Input for this task: Begin

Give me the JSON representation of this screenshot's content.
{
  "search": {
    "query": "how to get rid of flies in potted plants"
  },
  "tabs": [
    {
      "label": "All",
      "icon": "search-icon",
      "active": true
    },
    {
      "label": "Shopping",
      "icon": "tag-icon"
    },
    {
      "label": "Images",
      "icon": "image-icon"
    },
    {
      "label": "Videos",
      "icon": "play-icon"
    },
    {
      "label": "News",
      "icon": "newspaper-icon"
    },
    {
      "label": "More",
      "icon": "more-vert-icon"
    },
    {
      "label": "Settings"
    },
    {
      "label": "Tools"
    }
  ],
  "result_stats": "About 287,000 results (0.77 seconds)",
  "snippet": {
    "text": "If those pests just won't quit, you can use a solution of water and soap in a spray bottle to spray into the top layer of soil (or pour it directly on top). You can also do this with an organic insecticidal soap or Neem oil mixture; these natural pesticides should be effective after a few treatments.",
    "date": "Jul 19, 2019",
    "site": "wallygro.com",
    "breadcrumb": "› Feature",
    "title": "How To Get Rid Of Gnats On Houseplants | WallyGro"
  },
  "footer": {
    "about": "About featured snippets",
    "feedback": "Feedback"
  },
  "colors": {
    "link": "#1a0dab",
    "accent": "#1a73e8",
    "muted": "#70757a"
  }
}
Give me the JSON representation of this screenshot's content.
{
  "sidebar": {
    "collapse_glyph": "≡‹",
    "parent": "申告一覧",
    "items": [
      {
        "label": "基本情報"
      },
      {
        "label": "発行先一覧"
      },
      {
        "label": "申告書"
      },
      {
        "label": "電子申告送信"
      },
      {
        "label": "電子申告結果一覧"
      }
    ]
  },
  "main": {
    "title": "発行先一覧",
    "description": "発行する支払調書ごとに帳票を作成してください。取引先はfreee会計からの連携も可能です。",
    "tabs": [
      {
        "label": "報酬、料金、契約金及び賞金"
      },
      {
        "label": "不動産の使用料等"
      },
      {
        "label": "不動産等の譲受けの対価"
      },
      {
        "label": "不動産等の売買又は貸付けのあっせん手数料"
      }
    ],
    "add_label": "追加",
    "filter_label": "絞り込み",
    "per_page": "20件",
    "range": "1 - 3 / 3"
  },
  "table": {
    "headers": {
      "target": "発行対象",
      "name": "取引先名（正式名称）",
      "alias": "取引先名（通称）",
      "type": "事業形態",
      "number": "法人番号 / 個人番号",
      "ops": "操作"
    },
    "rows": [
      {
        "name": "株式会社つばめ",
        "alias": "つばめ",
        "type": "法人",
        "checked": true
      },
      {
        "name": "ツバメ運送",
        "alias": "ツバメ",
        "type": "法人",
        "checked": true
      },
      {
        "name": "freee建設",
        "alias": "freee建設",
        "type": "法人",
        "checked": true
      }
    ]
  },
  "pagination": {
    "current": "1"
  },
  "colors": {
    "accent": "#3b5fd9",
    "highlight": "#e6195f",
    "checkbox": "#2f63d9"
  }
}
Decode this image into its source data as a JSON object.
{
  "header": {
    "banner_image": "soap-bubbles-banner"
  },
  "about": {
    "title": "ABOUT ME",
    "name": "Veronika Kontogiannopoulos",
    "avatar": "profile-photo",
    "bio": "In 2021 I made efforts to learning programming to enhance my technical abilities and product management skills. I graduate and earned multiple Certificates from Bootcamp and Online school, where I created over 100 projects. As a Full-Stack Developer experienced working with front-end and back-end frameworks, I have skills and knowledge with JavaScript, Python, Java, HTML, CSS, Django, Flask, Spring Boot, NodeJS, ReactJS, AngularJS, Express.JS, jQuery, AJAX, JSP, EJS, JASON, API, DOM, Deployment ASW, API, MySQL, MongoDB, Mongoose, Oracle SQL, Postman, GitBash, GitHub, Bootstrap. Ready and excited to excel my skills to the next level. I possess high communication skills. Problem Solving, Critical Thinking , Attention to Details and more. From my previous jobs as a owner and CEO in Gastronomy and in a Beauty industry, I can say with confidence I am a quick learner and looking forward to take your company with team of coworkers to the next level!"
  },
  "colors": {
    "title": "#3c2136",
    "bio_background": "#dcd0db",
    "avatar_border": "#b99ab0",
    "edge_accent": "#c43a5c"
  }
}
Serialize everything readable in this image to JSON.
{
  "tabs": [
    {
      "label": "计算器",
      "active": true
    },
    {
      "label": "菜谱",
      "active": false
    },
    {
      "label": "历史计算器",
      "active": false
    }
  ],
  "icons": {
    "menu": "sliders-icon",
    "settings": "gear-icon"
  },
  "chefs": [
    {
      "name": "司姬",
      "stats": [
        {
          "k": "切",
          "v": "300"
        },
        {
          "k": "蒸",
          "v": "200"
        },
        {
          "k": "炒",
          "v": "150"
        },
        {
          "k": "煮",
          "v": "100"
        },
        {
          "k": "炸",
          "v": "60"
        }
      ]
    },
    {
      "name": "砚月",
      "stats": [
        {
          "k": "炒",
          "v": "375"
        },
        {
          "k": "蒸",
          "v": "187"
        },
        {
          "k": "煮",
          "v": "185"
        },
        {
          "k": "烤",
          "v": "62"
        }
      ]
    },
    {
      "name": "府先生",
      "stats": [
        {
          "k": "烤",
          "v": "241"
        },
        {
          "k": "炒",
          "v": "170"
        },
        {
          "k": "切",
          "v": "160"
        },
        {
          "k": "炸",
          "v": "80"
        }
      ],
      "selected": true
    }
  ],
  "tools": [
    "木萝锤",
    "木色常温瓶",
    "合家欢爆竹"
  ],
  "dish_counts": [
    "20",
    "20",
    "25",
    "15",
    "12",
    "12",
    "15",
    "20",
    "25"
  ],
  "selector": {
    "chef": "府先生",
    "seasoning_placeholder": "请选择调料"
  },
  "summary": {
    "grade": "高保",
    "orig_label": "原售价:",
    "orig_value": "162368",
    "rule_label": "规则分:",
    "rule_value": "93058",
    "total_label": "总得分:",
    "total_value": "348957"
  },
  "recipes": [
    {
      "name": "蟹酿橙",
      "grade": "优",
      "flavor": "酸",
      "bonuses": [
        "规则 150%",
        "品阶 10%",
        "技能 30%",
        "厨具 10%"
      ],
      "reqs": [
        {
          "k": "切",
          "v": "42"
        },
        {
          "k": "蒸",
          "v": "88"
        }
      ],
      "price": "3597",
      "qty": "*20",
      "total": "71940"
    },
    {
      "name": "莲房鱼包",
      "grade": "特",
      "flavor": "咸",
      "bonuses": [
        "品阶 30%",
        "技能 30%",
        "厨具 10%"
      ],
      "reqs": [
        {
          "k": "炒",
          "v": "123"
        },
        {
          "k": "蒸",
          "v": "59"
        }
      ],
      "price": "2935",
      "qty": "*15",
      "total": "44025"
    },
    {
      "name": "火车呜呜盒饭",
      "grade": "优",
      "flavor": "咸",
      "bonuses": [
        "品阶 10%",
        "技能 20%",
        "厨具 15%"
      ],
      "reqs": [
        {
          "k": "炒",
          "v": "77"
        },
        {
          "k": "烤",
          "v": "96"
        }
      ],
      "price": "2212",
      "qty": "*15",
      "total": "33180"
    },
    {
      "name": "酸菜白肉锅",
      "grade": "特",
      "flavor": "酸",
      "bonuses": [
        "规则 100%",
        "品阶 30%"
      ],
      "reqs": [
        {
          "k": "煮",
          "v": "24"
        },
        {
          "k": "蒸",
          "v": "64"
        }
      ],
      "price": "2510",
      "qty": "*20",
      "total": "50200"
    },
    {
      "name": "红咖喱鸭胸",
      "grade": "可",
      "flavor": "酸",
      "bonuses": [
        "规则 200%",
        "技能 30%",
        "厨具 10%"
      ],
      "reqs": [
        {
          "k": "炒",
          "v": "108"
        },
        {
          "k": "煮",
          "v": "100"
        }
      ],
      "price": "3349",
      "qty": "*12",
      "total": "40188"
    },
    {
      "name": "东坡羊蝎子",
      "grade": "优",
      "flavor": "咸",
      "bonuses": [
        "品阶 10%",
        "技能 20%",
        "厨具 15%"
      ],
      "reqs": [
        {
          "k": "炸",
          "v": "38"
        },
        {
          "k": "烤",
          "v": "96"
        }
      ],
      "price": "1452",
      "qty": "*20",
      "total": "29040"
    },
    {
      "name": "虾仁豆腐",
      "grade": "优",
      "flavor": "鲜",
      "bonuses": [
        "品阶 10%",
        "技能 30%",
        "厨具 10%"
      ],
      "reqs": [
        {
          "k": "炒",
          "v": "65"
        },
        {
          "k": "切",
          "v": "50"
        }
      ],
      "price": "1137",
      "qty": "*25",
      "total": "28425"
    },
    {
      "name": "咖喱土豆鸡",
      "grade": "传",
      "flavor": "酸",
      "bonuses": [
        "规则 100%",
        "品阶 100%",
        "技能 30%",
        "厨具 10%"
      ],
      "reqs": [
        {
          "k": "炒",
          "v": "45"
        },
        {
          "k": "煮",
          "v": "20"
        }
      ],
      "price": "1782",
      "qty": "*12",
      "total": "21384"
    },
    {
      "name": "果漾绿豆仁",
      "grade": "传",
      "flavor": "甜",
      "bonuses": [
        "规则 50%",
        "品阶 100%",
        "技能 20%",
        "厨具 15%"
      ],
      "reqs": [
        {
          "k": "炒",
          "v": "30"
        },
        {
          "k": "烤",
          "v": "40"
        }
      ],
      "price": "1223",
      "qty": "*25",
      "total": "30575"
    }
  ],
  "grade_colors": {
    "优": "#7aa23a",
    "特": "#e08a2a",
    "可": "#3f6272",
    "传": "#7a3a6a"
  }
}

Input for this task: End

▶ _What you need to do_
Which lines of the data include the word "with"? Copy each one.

▶ _Response for this exercise_
    "text": "If those pests just won't quit, you can use a solution of water and soap in a spray bottle to spray into the top layer of soil (or pour it directly on top). You can also do this with an organic insecticidal soap or Neem oil mixture; these natural pesticides should be effective after a few treatments.",
    "bio": "In 2021 I made efforts to learning programming to enhance my technical abilities and product management skills. I graduate and earned multiple Certificates from Bootcamp and Online school, where I created over 100 projects. As a Full-Stack Developer experienced working with front-end and back-end frameworks, I have skills and knowledge with JavaScript, Python, Java, HTML, CSS, Django, Flask, Spring Boot, NodeJS, ReactJS, AngularJS, Express.JS, jQuery, AJAX, JSP, EJS, JASON, API, DOM, Deployment ASW, API, MySQL, MongoDB, Mongoose, Oracle SQL, Postman, GitBash, GitHub, Bootstrap. Ready and excited to excel my skills to the next level. I possess high communication skills. Problem Solving, Critical Thinking , Attention to Details and more. From my previous jobs as a owner and CEO in Gastronomy and in a Beauty industry, I can say with confidence I am a quick learner and looking forward to take your company with team of coworkers to the next level!"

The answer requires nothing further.